» Records for this task:
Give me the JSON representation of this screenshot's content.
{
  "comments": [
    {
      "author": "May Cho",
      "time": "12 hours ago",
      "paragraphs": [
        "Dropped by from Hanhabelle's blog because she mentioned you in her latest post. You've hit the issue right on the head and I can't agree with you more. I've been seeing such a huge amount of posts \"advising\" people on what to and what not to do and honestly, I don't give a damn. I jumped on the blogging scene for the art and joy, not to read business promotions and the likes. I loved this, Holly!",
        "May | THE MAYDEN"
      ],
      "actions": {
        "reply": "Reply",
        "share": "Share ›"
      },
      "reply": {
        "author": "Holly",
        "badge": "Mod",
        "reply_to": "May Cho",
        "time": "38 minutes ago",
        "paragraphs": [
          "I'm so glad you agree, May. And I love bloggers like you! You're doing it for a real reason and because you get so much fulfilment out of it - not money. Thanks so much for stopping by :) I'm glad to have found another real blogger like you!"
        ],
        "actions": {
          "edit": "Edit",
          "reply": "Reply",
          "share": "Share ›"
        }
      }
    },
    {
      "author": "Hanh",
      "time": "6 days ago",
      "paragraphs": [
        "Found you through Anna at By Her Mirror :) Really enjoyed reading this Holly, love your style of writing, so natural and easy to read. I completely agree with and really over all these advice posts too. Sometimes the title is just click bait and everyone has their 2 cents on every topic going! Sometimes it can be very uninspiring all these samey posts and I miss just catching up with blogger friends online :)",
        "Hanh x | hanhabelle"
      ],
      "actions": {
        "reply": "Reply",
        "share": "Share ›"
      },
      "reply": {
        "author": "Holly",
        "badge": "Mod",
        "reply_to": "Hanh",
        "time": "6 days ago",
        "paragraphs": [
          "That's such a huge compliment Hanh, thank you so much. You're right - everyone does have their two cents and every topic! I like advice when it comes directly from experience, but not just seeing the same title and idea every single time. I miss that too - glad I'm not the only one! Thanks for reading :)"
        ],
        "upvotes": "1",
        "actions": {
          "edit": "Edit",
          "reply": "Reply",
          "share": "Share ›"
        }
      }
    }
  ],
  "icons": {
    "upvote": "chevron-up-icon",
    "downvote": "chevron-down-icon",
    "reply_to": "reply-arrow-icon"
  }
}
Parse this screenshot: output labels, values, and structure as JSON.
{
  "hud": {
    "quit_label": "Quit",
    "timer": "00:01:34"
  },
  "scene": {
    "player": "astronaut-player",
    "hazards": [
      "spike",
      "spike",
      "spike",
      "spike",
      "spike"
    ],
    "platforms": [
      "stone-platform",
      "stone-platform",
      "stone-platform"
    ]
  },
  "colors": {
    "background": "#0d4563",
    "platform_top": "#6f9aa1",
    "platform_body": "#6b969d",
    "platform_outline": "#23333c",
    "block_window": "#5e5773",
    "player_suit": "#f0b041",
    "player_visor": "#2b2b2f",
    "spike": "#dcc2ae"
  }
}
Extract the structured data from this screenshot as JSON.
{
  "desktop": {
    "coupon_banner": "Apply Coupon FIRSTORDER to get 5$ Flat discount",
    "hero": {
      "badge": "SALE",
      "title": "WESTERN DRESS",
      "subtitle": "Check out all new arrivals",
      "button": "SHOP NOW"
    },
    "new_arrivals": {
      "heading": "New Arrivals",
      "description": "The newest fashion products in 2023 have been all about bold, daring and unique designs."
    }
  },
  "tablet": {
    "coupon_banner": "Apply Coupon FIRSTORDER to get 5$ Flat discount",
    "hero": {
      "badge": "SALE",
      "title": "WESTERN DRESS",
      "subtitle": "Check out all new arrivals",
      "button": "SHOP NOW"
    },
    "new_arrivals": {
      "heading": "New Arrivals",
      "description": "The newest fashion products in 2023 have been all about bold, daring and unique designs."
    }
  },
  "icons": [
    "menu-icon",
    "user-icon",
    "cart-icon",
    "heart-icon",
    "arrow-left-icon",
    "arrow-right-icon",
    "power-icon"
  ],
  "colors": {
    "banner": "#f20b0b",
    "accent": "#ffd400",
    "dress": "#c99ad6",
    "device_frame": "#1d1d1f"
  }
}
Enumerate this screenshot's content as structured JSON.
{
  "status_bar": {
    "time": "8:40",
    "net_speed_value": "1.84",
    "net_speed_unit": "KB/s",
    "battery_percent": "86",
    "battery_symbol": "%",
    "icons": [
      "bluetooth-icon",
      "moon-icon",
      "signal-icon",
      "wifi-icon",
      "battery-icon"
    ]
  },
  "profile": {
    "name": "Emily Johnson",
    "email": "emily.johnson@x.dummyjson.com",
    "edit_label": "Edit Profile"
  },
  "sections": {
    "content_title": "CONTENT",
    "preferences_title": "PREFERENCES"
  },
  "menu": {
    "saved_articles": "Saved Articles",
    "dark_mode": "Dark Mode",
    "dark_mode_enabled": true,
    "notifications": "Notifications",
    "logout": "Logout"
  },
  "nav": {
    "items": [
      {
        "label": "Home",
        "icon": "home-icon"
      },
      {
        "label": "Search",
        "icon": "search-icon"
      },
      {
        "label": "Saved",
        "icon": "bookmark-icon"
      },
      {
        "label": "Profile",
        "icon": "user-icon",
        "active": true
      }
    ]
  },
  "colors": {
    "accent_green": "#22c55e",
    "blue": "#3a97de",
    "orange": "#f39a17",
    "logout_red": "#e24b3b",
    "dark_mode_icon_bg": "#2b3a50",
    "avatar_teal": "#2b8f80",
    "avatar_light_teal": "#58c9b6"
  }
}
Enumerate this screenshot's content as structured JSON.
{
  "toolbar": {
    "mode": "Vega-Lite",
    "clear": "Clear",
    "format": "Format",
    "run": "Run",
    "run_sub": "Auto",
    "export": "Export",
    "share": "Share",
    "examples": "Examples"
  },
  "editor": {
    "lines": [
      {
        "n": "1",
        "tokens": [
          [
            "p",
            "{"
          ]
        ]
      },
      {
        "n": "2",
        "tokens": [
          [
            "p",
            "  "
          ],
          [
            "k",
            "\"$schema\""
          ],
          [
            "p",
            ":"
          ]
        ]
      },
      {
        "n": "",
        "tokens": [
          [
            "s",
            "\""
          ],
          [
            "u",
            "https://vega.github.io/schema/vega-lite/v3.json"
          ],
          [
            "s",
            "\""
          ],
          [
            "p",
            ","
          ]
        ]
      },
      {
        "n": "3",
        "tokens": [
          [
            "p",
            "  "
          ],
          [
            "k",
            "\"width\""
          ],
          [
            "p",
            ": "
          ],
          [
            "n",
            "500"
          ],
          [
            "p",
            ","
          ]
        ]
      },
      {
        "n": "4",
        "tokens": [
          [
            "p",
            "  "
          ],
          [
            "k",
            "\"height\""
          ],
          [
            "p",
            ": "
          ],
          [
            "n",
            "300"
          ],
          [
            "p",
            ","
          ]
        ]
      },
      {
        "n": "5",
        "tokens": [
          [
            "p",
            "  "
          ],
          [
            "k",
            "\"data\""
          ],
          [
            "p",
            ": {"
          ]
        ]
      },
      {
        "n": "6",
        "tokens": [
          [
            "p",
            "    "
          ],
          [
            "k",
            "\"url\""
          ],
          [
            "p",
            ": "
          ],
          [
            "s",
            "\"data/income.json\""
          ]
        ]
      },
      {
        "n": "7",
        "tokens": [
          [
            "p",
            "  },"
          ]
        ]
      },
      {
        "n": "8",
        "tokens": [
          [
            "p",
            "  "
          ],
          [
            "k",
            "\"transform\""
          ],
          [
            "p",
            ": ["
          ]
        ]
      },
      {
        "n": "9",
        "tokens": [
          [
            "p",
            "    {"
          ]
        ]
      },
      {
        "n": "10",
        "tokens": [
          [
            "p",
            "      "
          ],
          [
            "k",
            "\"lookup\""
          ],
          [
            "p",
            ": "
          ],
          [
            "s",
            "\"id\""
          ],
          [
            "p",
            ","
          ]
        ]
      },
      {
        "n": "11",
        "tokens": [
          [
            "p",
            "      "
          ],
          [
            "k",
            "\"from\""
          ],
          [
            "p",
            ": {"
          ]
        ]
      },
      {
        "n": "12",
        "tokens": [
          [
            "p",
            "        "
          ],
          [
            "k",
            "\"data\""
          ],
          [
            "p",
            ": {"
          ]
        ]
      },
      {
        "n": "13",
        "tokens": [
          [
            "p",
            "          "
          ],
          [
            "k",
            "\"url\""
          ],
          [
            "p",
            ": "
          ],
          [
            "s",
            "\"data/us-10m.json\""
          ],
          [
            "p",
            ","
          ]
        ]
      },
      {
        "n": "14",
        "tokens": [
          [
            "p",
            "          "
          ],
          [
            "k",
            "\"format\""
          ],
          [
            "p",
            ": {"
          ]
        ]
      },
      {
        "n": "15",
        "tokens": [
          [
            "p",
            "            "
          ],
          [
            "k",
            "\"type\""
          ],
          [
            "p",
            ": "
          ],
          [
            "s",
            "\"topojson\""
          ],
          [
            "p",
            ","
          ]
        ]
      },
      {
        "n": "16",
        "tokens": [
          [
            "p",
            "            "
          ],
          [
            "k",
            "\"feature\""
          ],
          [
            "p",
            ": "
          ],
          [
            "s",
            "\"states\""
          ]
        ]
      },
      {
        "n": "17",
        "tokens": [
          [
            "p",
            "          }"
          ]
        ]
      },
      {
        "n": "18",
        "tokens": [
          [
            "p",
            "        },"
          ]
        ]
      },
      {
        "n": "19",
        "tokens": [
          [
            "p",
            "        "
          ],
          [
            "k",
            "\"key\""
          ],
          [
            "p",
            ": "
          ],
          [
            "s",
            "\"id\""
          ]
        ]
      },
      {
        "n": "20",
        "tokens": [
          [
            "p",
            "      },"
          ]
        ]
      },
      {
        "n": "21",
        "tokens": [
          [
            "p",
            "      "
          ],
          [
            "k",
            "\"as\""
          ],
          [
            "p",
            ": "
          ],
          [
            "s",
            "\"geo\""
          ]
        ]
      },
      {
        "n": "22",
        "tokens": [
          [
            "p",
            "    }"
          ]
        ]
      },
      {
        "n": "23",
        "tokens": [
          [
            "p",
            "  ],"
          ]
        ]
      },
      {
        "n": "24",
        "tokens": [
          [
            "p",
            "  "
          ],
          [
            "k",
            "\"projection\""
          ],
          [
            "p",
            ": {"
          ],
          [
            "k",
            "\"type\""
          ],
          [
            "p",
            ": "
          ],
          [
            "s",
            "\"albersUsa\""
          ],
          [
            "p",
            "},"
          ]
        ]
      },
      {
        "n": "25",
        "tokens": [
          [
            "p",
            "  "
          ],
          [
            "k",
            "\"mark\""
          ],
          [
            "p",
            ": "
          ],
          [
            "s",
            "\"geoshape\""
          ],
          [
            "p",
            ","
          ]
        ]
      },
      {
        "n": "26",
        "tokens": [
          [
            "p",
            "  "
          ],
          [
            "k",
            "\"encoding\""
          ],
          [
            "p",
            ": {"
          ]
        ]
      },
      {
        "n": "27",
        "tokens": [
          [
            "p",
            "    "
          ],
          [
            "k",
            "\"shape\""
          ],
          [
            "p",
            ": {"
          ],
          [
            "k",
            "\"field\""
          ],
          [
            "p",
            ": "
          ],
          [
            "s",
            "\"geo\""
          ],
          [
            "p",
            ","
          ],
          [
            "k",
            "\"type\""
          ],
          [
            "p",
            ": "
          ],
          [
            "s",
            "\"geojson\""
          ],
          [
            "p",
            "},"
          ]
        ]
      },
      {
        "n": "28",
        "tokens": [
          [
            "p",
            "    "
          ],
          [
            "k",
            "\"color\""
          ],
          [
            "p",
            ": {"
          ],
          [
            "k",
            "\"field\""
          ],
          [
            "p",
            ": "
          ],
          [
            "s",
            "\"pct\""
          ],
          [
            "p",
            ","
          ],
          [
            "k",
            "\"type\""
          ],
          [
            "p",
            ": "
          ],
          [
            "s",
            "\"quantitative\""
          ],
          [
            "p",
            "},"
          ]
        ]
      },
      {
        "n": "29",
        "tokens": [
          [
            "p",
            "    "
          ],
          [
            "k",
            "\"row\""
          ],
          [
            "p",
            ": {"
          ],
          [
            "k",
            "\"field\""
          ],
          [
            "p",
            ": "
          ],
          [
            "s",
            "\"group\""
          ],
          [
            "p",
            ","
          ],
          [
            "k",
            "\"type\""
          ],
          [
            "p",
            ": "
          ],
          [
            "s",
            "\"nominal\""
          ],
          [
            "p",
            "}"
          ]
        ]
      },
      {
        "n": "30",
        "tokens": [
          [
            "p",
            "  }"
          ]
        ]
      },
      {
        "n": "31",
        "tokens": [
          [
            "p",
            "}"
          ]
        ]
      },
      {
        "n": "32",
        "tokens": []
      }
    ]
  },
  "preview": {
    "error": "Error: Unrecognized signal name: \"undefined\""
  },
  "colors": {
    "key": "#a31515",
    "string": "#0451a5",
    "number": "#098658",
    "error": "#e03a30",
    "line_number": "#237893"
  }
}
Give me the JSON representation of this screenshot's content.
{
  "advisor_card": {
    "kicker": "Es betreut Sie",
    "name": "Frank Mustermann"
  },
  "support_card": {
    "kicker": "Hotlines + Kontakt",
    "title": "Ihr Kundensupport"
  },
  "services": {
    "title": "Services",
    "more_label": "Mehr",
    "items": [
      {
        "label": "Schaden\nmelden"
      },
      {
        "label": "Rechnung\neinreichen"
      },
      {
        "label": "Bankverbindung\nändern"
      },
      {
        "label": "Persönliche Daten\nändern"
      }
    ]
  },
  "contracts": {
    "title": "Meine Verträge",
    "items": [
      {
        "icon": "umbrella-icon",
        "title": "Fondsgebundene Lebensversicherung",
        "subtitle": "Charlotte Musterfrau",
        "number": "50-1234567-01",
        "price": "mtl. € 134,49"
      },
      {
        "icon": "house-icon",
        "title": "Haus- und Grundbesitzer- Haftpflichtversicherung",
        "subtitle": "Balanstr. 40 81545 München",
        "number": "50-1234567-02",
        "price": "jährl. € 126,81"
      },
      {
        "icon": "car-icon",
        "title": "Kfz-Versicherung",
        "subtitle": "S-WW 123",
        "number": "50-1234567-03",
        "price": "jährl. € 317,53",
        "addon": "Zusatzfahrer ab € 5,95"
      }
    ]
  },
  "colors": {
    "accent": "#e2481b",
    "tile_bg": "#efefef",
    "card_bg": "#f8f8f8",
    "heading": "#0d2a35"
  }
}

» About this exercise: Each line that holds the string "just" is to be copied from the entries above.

» Task output:
        "Found you through Anna at By Her Mirror :) Really enjoyed reading this Holly, love your style of writing, so natural and easy to read. I completely agree with and really over all these advice posts too. Sometimes the title is just click bait and everyone has their 2 cents on every topic going! Sometimes it can be very uninspiring all these samey posts and I miss just catching up with blogger friends online :)",
          "That's such a huge compliment Hanh, thank you so much. You're right - everyone does have their two cents and every topic! I like advice when it comes directly from experience, but not just seeing the same title and idea every single time. I miss that too - glad I'm not the only one! Thanks for reading :)"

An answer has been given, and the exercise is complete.